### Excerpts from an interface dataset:
○ ○ ○ ○ ○ ○ ○
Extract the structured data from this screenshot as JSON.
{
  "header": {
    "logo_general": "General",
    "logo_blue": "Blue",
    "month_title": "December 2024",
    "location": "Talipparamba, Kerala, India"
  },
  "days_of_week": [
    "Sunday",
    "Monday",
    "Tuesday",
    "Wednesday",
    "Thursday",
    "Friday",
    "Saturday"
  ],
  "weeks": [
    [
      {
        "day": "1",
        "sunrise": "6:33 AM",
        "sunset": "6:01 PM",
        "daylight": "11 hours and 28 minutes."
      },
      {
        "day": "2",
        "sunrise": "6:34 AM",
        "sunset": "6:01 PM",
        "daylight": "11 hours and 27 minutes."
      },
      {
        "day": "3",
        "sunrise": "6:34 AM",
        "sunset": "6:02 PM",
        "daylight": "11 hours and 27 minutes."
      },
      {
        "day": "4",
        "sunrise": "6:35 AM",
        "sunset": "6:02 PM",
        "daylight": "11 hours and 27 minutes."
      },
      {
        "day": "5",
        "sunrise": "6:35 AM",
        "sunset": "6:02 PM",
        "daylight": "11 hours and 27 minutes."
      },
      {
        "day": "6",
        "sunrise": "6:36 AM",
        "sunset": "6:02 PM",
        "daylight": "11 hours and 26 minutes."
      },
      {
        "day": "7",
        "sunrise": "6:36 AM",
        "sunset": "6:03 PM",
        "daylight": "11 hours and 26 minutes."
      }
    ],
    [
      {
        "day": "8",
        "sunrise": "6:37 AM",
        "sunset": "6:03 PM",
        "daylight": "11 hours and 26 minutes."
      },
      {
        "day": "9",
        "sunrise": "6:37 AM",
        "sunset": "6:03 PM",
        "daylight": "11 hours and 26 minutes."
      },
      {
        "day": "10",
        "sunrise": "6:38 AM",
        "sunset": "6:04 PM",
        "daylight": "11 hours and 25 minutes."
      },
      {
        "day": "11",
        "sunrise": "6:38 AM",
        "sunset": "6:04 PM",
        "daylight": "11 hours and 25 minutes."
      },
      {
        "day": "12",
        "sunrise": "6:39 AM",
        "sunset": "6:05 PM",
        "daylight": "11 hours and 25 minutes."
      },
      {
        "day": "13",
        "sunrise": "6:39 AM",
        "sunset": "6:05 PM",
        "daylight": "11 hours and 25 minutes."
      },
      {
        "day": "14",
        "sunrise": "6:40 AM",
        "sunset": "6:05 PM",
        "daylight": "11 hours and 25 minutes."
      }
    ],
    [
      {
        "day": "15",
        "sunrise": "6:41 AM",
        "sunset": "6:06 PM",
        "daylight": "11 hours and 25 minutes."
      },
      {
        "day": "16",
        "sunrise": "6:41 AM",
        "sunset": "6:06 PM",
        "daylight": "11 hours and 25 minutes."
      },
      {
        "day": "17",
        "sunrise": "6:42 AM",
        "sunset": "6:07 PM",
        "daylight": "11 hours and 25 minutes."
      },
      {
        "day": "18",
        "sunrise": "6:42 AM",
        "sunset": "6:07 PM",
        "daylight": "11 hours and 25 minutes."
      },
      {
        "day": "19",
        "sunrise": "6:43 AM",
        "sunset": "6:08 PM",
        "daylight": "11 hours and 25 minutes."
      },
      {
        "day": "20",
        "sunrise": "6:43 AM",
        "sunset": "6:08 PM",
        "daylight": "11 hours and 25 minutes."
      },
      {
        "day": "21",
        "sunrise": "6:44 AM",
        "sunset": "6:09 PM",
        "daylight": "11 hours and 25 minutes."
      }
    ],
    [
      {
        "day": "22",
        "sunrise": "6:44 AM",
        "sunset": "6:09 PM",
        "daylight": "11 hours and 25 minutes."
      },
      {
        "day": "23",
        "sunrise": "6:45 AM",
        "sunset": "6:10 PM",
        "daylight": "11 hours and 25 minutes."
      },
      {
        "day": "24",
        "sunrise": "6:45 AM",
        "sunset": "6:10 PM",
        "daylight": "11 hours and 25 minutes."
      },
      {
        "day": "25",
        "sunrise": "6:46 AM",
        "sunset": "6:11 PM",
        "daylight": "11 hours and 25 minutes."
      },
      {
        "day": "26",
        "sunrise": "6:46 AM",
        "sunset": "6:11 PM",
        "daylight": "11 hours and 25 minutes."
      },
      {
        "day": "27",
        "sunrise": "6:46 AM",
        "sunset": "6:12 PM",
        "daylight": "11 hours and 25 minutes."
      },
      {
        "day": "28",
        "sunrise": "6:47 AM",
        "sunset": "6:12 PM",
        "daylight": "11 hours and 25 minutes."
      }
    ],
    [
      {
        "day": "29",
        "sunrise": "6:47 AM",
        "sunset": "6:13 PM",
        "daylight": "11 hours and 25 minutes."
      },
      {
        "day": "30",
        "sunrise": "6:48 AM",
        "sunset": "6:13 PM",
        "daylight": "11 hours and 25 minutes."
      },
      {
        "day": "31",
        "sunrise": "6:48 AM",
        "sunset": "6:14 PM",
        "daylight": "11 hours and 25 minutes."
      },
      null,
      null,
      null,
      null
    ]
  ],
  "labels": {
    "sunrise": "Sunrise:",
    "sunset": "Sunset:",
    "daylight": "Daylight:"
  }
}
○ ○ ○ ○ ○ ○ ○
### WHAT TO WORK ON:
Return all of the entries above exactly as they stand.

### WRITTEN RESPONSE:
Extract the structured data from this screenshot as JSON.
{
  "header": {
    "logo_general": "General",
    "logo_blue": "Blue",
    "month_title": "December 2024",
    "location": "Talipparamba, Kerala, India"
  },
  "days_of_week": [
    "Sunday",
    "Monday",
    "Tuesday",
    "Wednesday",
    "Thursday",
    "Friday",
    "Saturday"
  ],
  "weeks": [
    [
      {
        "day": "1",
        "sunrise": "6:33 AM",
        "sunset": "6:01 PM",
        "daylight": "11 hours and 28 minutes."
      },
      {
        "day": "2",
        "sunrise": "6:34 AM",
        "sunset": "6:01 PM",
        "daylight": "11 hours and 27 minutes."
      },
      {
        "day": "3",
        "sunrise": "6:34 AM",
        "sunset": "6:02 PM",
        "daylight": "11 hours and 27 minutes."
      },
      {
        "day": "4",
        "sunrise": "6:35 AM",
        "sunset": "6:02 PM",
        "daylight": "11 hours and 27 minutes."
      },
      {
        "day": "5",
        "sunrise": "6:35 AM",
        "sunset": "6:02 PM",
        "daylight": "11 hours and 27 minutes."
      },
      {
        "day": "6",
        "sunrise": "6:36 AM",
        "sunset": "6:02 PM",
        "daylight": "11 hours and 26 minutes."
      },
      {
        "day": "7",
        "sunrise": "6:36 AM",
        "sunset": "6:03 PM",
        "daylight": "11 hours and 26 minutes."
      }
    ],
    [
      {
        "day": "8",
        "sunrise": "6:37 AM",
        "sunset": "6:03 PM",
        "daylight": "11 hours and 26 minutes."
      },
      {
        "day": "9",
        "sunrise": "6:37 AM",
        "sunset": "6:03 PM",
        "daylight": "11 hours and 26 minutes."
      },
      {
        "day": "10",
        "sunrise": "6:38 AM",
        "sunset": "6:04 PM",
        "daylight": "11 hours and 25 minutes."
      },
      {
        "day": "11",
        "sunrise": "6:38 AM",
        "sunset": "6:04 PM",
        "daylight": "11 hours and 25 minutes."
      },
      {
        "day": "12",
        "sunrise": "6:39 AM",
        "sunset": "6:05 PM",
        "daylight": "11 hours and 25 minutes."
      },
      {
        "day": "13",
        "sunrise": "6:39 AM",
        "sunset": "6:05 PM",
        "daylight": "11 hours and 25 minutes."
      },
      {
        "day": "14",
        "sunrise": "6:40 AM",
        "sunset": "6:05 PM",
        "daylight": "11 hours and 25 minutes."
      }
    ],
    [
      {
        "day": "15",
        "sunrise": "6:41 AM",
        "sunset": "6:06 PM",
        "daylight": "11 hours and 25 minutes."
      },
      {
        "day": "16",
        "sunrise": "6:41 AM",
        "sunset": "6:06 PM",
        "daylight": "11 hours and 25 minutes."
      },
      {
        "day": "17",
        "sunrise": "6:42 AM",
        "sunset": "6:07 PM",
        "daylight": "11 hours and 25 minutes."
      },
      {
        "day": "18",
        "sunrise": "6:42 AM",
        "sunset": "6:07 PM",
        "daylight": "11 hours and 25 minutes."
      },
      {
        "day": "19",
        "sunrise": "6:43 AM",
        "sunset": "6:08 PM",
        "daylight": "11 hours and 25 minutes."
      },
      {
        "day": "20",
        "sunrise": "6:43 AM",
        "sunset": "6:08 PM",
        "daylight": "11 hours and 25 minutes."
      },
      {
        "day": "21",
        "sunrise": "6:44 AM",
        "sunset": "6:09 PM",
        "daylight": "11 hours and 25 minutes."
      }
    ],
    [
      {
        "day": "22",
        "sunrise": "6:44 AM",
        "sunset": "6:09 PM",
        "daylight": "11 hours and 25 minutes."
      },
      {
        "day": "23",
        "sunrise": "6:45 AM",
        "sunset": "6:10 PM",
        "daylight": "11 hours and 25 minutes."
      },
      {
        "day": "24",
        "sunrise": "6:45 AM",
        "sunset": "6:10 PM",
        "daylight": "11 hours and 25 minutes."
      },
      {
        "day": "25",
        "sunrise": "6:46 AM",
        "sunset": "6:11 PM",
        "daylight": "11 hours and 25 minutes."
      },
      {
        "day": "26",
        "sunrise": "6:46 AM",
        "sunset": "6:11 PM",
        "daylight": "11 hours and 25 minutes."
      },
      {
        "day": "27",
        "sunrise": "6:46 AM",
        "sunset": "6:12 PM",
        "daylight": "11 hours and 25 minutes."
      },
      {
        "day": "28",
        "sunrise": "6:47 AM",
        "sunset": "6:12 PM",
        "daylight": "11 hours and 25 minutes."
      }
    ],
    [
      {
        "day": "29",
        "sunrise": "6:47 AM",
        "sunset": "6:13 PM",
        "daylight": "11 hours and 25 minutes."
      },
      {
        "day": "30",
        "sunrise": "6:48 AM",
        "sunset": "6:13 PM",
        "daylight": "11 hours and 25 minutes."
      },
      {
        "day": "31",
        "sunrise": "6:48 AM",
        "sunset": "6:14 PM",
        "daylight": "11 hours and 25 minutes."
      },
      null,
      null,
      null,
      null
    ]
  ],
  "labels": {
    "sunrise": "Sunrise:",
    "sunset": "Sunset:",
    "daylight": "Daylight:"
  }
}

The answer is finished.